Source records
# # #

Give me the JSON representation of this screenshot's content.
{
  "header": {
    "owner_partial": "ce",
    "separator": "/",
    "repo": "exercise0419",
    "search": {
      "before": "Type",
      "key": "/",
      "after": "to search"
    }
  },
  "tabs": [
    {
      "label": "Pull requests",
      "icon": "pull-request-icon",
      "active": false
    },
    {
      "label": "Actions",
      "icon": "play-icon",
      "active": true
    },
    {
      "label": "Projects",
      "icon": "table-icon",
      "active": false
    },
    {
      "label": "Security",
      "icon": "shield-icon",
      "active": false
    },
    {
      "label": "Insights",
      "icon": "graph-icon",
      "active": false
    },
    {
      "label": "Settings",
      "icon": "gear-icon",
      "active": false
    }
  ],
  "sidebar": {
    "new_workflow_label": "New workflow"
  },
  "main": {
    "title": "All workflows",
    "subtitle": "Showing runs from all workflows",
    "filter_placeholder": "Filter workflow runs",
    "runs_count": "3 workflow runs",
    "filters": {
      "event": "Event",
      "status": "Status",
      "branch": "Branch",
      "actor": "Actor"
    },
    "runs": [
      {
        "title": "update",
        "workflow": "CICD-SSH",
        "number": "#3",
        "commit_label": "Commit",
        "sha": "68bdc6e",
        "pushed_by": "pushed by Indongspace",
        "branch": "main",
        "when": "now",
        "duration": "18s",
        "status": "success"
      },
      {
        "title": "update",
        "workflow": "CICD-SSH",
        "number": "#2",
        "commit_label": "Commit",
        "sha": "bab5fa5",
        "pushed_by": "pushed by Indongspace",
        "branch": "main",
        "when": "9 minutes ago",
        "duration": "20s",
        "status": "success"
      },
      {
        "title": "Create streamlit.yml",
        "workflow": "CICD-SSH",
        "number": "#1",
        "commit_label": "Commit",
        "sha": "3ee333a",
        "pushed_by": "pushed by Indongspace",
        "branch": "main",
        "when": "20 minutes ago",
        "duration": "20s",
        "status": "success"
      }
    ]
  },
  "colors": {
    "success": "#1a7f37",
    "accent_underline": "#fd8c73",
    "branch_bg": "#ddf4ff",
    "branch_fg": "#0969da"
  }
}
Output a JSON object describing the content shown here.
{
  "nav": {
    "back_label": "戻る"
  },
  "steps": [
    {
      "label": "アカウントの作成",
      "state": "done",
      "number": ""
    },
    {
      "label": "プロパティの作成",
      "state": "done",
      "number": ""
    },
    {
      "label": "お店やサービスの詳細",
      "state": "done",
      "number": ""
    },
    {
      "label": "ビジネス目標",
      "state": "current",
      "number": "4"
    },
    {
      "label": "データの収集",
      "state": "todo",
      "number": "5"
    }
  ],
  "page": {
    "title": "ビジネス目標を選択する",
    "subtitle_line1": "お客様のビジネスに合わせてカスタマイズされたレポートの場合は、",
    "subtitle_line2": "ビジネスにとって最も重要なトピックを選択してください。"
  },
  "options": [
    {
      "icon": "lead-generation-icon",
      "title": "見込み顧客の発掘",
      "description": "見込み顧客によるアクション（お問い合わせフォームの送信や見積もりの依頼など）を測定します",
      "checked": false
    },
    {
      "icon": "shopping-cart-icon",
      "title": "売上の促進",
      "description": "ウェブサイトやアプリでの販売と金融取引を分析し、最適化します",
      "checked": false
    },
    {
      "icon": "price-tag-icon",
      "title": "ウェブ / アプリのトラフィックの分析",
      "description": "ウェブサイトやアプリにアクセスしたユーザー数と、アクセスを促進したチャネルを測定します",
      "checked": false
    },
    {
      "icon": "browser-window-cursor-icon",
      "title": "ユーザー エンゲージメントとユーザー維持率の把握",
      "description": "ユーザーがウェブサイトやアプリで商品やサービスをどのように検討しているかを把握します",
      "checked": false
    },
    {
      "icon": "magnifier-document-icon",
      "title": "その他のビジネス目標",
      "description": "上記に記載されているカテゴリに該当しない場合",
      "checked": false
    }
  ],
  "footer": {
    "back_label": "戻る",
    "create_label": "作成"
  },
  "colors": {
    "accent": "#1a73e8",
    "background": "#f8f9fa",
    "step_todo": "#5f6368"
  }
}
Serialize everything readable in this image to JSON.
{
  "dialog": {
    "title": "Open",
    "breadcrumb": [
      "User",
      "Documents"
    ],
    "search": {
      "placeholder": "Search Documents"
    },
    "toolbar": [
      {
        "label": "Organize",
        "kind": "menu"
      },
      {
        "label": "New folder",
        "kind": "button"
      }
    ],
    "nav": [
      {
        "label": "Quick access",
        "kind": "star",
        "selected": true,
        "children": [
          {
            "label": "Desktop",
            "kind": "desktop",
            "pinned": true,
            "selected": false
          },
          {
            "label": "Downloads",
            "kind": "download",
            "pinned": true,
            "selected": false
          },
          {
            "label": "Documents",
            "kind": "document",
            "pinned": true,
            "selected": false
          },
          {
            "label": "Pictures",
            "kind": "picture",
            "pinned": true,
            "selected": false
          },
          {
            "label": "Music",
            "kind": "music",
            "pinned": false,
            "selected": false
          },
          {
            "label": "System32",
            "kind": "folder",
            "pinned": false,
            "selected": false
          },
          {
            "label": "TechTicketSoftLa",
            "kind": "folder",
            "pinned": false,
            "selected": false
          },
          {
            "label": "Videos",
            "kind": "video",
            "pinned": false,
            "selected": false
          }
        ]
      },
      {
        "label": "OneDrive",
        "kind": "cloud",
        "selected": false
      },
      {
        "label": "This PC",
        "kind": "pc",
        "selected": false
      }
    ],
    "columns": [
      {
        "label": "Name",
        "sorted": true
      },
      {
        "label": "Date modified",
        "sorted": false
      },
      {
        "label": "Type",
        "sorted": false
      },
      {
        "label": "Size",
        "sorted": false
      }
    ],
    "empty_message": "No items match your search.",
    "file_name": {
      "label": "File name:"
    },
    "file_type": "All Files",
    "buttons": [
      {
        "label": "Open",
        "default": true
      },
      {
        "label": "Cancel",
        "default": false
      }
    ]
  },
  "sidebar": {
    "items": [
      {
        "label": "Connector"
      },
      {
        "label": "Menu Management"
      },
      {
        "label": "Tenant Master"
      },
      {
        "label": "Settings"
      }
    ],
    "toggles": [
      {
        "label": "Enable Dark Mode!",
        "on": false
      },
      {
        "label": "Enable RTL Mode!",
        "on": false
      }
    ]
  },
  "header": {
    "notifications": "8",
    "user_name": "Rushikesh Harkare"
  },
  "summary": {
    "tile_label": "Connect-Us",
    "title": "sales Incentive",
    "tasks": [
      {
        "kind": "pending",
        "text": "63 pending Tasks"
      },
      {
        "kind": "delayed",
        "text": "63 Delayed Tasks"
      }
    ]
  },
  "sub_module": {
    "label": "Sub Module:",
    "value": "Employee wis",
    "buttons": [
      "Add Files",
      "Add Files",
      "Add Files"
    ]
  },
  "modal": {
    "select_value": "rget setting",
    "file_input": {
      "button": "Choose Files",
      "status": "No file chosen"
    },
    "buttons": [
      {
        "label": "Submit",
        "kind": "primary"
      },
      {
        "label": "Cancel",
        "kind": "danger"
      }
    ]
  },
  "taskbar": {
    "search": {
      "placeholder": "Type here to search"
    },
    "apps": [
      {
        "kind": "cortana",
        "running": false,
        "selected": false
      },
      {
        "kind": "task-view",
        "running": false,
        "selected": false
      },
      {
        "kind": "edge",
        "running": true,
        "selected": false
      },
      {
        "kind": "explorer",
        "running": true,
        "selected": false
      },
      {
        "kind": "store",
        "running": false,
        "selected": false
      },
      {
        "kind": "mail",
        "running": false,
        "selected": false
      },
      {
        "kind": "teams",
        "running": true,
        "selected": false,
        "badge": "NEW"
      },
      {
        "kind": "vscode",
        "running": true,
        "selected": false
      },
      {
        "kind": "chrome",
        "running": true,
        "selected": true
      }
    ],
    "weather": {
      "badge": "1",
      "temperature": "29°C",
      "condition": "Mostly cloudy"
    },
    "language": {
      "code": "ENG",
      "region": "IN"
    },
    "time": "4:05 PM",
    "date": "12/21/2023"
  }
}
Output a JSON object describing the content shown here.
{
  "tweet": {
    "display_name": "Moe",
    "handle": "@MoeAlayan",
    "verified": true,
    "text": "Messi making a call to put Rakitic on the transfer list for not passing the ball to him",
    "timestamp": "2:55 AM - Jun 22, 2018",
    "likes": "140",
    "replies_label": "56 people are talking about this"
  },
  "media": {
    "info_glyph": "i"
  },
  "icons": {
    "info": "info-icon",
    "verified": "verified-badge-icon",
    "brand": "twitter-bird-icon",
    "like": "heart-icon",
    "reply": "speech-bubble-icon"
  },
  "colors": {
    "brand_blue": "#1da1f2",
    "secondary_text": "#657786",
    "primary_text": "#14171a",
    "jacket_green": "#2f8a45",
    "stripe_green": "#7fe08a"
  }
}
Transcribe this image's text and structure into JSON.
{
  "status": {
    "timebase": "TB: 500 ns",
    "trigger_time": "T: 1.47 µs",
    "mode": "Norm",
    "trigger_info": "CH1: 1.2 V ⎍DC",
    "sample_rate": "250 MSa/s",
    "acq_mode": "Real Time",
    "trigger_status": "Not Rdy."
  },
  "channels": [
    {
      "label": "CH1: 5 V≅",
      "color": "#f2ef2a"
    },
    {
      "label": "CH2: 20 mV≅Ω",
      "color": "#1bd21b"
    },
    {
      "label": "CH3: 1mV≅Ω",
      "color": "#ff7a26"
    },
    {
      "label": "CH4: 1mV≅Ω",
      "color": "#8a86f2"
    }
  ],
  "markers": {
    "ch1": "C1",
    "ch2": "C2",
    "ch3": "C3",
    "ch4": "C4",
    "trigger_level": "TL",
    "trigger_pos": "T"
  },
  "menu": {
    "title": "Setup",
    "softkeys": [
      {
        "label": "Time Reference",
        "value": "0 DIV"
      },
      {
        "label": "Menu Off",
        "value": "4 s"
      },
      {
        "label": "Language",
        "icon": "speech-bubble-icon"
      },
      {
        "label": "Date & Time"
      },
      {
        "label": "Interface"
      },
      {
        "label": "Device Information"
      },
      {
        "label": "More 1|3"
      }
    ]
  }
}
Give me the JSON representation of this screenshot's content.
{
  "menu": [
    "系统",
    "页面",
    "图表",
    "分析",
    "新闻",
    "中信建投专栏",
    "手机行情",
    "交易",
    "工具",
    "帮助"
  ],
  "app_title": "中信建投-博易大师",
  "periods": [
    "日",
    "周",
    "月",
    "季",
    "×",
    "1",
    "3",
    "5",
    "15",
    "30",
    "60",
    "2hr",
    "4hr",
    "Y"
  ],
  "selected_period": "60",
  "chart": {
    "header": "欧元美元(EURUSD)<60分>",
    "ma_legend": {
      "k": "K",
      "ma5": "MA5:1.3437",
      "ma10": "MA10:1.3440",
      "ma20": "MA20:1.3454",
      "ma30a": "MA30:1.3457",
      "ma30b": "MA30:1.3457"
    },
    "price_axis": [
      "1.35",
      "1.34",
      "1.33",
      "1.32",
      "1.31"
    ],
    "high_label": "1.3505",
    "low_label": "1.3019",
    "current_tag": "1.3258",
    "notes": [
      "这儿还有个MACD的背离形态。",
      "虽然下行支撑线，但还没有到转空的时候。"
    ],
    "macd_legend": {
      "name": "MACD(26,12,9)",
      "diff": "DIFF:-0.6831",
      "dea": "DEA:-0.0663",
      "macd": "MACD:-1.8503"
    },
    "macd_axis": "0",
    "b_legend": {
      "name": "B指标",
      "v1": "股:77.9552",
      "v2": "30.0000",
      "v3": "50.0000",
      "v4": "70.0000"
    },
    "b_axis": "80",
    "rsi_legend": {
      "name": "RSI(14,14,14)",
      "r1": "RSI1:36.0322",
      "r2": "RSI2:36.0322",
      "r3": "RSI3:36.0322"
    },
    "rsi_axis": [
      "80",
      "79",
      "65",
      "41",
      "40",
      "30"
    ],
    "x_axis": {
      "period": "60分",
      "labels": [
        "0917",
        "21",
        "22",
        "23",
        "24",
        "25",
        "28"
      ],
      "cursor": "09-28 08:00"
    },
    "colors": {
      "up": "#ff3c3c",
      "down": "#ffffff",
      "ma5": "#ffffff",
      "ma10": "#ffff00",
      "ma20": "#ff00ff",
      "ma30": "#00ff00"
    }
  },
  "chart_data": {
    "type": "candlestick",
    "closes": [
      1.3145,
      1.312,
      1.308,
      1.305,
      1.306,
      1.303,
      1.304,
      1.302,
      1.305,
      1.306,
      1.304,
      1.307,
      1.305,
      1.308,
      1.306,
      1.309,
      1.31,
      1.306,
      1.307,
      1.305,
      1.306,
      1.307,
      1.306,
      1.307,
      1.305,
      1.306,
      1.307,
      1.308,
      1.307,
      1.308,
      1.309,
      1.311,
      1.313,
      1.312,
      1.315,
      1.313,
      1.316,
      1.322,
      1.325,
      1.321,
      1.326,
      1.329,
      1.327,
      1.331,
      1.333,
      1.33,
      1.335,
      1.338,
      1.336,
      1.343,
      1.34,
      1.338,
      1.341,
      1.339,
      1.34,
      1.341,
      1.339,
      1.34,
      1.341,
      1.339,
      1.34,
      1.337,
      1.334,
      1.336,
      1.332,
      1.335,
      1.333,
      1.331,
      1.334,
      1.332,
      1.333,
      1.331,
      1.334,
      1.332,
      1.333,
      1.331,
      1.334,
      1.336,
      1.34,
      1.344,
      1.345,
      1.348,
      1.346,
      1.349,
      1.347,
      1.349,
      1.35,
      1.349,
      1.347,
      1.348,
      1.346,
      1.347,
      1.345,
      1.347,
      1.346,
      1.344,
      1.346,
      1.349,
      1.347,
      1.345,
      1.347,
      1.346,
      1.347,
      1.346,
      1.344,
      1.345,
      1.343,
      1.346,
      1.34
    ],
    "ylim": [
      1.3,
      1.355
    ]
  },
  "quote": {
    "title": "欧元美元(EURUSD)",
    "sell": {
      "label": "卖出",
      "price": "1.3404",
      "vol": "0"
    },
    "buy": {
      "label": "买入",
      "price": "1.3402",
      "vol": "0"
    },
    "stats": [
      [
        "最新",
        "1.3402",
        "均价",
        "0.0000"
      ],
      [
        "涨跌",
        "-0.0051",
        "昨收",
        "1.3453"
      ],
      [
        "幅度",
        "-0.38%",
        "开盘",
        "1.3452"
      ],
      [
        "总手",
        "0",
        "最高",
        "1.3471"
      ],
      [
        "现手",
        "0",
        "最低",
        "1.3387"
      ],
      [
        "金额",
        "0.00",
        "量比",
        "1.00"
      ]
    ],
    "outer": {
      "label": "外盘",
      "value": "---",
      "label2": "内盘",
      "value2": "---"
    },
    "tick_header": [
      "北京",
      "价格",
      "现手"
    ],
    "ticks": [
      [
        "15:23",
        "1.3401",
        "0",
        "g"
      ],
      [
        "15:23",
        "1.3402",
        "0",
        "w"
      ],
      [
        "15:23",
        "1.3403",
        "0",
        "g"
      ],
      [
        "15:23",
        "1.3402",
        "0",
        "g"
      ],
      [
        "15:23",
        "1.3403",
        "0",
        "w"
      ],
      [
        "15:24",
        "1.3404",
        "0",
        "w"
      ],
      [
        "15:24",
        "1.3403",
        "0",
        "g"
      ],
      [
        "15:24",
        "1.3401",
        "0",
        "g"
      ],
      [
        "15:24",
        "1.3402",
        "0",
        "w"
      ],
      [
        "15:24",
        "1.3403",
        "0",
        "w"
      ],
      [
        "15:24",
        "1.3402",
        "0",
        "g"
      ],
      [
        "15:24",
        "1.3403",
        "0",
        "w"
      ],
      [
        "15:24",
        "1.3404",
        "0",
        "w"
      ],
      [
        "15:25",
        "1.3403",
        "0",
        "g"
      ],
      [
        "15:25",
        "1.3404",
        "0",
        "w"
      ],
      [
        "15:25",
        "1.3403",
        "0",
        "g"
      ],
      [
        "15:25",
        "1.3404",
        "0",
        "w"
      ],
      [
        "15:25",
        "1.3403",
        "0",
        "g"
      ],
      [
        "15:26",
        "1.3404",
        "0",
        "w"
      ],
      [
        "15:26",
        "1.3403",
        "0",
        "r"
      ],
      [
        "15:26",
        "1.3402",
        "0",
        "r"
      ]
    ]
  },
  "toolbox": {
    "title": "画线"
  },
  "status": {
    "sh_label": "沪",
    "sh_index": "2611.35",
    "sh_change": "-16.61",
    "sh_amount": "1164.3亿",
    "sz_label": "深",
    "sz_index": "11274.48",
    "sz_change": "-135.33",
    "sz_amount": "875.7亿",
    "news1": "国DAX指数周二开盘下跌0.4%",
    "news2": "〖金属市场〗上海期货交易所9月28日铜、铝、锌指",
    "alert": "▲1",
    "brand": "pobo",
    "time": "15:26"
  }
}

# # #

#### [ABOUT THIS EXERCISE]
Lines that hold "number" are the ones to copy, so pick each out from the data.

#### [SOLUTION TO THE PROBLEM]
        "number": "#3",
        "number": "#2",
        "number": "#1",
      "number": ""
      "number": ""
      "number": ""
      "number": "4"
      "number": "5"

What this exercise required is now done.